  • Dominar estructuras sencillas y ciertos aspectos de la gramática y sintaxis que son obligatorios (Ej: uso de subjuntivo con verbos de influencia)
  • Comprender el uso de todas las condicionales y los subjuntivos del pasado.

Resultados del proceso de aprendizaje

 Al final del curso, los alumnos deben ser capaces de:

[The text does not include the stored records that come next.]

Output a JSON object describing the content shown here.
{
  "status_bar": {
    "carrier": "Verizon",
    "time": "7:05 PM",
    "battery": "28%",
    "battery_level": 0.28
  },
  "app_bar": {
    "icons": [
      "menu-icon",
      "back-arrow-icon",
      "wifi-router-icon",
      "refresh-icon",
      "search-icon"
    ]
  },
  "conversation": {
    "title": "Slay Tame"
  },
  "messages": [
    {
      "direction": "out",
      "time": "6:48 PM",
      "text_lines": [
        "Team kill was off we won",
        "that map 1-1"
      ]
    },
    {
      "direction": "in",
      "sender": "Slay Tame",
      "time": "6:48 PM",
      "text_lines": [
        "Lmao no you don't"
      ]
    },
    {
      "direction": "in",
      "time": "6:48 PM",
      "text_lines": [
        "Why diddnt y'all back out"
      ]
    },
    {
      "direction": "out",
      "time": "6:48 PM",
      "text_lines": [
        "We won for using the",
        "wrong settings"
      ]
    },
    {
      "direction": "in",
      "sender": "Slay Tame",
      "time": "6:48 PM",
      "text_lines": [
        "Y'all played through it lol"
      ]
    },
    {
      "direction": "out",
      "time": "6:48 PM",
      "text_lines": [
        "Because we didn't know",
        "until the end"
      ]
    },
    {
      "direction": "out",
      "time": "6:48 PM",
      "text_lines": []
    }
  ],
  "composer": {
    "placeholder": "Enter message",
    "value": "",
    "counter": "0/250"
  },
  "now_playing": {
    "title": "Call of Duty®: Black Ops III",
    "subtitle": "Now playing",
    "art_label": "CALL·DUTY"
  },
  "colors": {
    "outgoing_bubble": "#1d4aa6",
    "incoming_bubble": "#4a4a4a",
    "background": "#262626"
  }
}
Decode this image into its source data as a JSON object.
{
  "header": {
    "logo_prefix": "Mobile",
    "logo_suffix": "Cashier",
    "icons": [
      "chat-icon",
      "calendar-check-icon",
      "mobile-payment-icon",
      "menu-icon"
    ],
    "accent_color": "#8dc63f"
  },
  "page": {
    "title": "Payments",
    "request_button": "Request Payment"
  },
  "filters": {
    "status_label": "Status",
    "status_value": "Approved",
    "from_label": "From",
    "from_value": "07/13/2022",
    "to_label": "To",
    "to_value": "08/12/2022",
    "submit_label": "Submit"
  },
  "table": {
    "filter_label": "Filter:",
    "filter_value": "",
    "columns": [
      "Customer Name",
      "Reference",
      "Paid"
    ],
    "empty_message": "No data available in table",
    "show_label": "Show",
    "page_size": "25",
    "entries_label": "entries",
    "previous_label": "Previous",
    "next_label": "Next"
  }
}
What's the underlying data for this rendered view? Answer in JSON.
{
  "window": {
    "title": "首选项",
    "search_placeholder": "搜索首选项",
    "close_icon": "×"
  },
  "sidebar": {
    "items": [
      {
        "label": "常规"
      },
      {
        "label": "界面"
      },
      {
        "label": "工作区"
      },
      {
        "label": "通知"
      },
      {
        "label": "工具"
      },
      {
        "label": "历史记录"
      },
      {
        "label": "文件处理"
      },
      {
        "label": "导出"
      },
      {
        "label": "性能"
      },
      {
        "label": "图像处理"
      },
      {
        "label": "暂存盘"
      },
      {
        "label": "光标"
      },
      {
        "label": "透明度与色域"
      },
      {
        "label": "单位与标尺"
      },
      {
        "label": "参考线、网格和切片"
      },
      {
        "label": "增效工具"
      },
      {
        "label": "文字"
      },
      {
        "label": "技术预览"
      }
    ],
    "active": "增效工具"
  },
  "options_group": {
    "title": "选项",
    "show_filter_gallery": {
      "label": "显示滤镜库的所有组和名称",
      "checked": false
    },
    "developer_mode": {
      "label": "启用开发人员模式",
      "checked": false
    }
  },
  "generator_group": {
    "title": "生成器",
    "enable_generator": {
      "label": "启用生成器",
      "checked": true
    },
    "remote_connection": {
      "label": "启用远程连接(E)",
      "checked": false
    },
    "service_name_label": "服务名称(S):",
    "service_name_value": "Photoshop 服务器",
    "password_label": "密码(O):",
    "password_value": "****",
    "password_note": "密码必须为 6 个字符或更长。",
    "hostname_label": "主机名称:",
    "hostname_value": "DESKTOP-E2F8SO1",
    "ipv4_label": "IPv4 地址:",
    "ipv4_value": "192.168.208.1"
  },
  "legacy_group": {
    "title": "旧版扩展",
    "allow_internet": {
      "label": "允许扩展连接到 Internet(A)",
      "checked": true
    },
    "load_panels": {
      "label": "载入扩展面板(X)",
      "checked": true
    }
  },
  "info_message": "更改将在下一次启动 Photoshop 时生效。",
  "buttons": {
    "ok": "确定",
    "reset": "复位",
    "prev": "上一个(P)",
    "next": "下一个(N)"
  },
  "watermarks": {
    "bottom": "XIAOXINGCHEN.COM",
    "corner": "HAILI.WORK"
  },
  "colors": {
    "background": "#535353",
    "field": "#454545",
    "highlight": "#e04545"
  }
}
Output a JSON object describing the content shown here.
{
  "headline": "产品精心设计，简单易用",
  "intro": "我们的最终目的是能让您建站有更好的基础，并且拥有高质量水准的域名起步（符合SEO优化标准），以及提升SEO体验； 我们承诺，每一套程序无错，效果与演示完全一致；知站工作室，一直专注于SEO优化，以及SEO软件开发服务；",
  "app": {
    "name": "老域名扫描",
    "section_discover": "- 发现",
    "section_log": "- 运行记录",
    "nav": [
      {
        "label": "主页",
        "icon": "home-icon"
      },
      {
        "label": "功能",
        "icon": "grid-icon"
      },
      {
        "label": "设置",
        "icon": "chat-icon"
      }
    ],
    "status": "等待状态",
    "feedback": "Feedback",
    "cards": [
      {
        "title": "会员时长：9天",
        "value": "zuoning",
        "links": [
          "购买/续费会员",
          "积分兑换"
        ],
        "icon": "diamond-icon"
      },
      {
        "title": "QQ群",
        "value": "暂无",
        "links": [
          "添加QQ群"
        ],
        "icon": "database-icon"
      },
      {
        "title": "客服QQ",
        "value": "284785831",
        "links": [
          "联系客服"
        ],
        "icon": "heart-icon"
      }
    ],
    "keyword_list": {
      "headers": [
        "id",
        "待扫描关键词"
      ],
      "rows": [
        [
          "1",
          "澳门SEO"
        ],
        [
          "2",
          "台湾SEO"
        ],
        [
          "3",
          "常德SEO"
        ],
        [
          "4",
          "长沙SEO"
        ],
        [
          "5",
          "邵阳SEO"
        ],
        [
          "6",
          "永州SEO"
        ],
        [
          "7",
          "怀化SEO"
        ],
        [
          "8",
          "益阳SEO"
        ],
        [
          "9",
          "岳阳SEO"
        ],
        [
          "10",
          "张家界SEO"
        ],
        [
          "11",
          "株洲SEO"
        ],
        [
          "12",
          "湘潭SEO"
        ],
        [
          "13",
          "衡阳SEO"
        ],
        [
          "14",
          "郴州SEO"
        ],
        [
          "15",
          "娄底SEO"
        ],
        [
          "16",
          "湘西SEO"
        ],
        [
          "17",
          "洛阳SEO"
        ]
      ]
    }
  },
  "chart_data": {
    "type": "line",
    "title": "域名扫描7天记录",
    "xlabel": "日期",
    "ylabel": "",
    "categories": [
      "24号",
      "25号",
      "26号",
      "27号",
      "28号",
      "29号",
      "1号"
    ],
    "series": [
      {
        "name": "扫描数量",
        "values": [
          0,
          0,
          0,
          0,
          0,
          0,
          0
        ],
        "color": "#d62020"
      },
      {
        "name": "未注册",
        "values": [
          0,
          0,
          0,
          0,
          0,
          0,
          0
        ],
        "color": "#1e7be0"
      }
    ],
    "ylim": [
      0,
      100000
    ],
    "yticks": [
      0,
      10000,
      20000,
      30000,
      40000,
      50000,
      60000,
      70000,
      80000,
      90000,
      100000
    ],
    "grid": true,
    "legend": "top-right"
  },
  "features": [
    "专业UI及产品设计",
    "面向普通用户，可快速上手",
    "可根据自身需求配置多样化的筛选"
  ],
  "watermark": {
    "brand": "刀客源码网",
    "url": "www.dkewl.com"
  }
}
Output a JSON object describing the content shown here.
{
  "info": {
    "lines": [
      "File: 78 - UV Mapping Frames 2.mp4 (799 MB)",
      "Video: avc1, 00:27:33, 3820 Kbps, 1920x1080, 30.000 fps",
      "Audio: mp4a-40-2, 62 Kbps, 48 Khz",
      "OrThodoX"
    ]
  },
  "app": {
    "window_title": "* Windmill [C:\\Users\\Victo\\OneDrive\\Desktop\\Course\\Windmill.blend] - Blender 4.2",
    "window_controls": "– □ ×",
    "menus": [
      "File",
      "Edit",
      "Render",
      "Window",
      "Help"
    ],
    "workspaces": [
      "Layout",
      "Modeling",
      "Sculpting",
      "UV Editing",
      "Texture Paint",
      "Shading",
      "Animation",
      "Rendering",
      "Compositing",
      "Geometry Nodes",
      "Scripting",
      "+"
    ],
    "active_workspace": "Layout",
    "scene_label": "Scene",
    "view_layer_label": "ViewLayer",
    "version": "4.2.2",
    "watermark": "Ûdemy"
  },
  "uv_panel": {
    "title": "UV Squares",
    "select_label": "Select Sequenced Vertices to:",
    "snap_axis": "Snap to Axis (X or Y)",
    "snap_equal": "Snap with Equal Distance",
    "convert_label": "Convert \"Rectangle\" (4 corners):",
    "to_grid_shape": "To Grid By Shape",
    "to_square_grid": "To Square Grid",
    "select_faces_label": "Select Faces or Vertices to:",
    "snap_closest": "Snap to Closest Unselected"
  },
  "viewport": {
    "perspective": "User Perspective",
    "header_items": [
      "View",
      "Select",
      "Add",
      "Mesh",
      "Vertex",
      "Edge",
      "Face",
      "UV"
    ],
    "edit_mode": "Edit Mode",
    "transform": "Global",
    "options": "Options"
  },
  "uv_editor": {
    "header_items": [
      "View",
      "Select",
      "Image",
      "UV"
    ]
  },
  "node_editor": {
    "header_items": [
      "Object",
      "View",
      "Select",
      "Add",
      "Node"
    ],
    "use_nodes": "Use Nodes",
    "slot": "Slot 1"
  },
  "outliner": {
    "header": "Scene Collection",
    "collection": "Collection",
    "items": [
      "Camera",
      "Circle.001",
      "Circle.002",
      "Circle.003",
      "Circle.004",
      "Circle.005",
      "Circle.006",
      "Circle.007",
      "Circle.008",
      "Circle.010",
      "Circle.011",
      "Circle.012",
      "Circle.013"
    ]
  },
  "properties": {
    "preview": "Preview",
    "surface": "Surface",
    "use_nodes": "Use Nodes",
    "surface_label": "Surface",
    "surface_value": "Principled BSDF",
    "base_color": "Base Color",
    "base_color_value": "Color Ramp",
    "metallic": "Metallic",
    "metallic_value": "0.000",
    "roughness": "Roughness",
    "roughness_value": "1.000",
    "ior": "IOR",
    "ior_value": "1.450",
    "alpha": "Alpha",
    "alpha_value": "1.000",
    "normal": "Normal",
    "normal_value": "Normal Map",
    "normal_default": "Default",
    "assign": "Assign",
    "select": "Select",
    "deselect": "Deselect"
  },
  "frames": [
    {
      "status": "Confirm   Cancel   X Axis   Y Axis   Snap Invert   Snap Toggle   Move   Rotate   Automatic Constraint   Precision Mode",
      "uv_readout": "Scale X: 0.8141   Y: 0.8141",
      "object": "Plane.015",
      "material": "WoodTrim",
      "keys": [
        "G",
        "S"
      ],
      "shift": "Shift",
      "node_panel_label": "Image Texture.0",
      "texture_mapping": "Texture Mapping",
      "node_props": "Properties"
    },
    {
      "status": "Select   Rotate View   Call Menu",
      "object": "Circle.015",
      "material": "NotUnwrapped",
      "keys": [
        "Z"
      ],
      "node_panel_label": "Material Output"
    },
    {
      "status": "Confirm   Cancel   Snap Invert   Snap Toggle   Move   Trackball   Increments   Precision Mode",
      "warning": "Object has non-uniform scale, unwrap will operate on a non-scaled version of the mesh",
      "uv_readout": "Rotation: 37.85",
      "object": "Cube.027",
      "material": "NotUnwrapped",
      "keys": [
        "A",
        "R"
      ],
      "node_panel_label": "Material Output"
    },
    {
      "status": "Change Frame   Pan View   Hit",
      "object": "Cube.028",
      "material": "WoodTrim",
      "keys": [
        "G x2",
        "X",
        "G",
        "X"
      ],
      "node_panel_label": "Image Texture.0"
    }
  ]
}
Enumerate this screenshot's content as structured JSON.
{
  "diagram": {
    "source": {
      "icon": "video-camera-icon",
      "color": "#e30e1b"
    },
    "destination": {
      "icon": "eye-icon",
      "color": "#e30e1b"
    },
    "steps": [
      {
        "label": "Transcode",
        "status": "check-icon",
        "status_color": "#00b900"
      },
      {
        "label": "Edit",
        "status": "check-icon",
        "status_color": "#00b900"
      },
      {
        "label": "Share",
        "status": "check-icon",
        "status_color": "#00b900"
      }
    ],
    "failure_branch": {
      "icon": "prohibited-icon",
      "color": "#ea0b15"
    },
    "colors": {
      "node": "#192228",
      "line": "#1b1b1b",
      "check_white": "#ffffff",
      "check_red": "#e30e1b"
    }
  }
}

  • Manifestar sus puntos de vista, tanto oralmente como por escrito en diversos ámbitos: personal (emociones, deseos, opiniones), laboral (opiniones, sugerencias, exhortaciones, consejos, pedidos), profesional (de manera acotada; exposiciones, carta formal) y académico (de manera acotada, exposiciones, textos formales)
  • Redactar cartas formales e informales, de petición o formulación de quejas.
  • Escribir redacciones e informes dando a conocer su opinión acerca de algún tema o acontecimiento.
  • Dar instrucciones , sugerencias y/o consejos dentro de un ámbito informal.
  • Expresar su opinión manifestando conformidad o disconformidad en situaciones cotidianas formales e informales.
  • Entender y seleccionar los puntos principales de artículos periodísticos, folletos, publicidades y carteleras. Puede entender el significado de una palabra o frase por el contexto.
  • Comprender un texto literario y dar su interpretación sobre el mismo.
  • Conocer muchas expresiones hechas de uso frecuente y puede utilizarlas.
  • Comprender con asistencia refranes, proverbios y modismos de uso poco frecuente.
  • Tener suficiente vocabulario sobre temas y situaciones frecuentes de la vida cotidiana y mundo conocido.